While continuing her work against polygamy, Sarah also hopes to become a psychologist. Even so, her independence occasionally unnerves her. “It’s scary--there-are almost no rules,” she says. “But it’s a fascinating world.”

Article by: Marie Claire Magazine
Author by: Helen Thorpe

why polygamy continues to thrive in the U.S. Although the U.S. outlawed polygamy more than a century ago, 30,000 to 50,000 people belong to the three breakaway sects of the Mormon Church that still practice plural marriages in towns on the Arizona-Utah border and in Salt Lake City. Though these groups believe they are adhering to Mormon tradition, the Mormon Church does not recognize them and condemns their practice.

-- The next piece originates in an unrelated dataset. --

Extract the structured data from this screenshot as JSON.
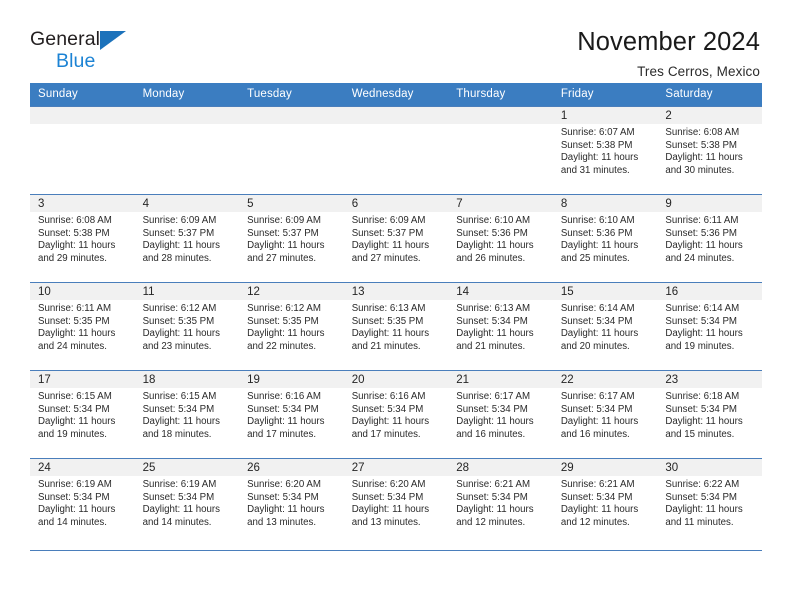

Despite the large number of polygamists in Utah, state officials have a history of looking the other way. “It’s very hard to prosecute- you need witness, you need cooperation,” Utah Attorney General Mark Shurtleff has said, “Because of the closed nature of the society and the threats to young brides have been made: In May of last year, Tom Green- who has five wives and 31 children became the first polygamist convicted in the U.S. in almost 50 years. Green was sentenced to five years in prison. To express outrage that polygamy is tolerated in this country, write to your state’s elected officials. For a list of congressmen in your area, log on to

Marriages of girls as young as 13 have been reported within these sects. Last year, Utah made it a felony to condone illegal marriages of girls younger than 16. That’s a start, but activists say more must be done. Girls within the sects are routinely denied education for example, not one female pupil has graduated from the Colorado City public high school since 1993. To read about missing child bride Ruby Jessop, and to add your name to a petition to protest of treatment of children within these sects, log on to

High levels of poverty, incest, child abuse, and wife battering are some of the social problems associated with polygamy. Organizations such as the Child Protection Project and the American Family Foundation fight to protect children being abused within the sects. To get news updates and find out how you can donate money, log on to or

Tapestry Against Polygamy strives to educate the public about the practice’s dangers. Founded by former plural wives, the group works with various Utah state agencies to help the women who leave the communities obtain social-security cards cards and birth certificates, so they can rebuild their lives. To volunteer your time or money, log onto or call (801) 259-52000

To fulfill her goal of setting up a safe house for girls who flee polygamy sects, Laura Chapman needs people who can lobby politicians, write grant proposals, and raise funds. To offer your help, e-mail her at

-Helen Thorpe and Heather Bobrow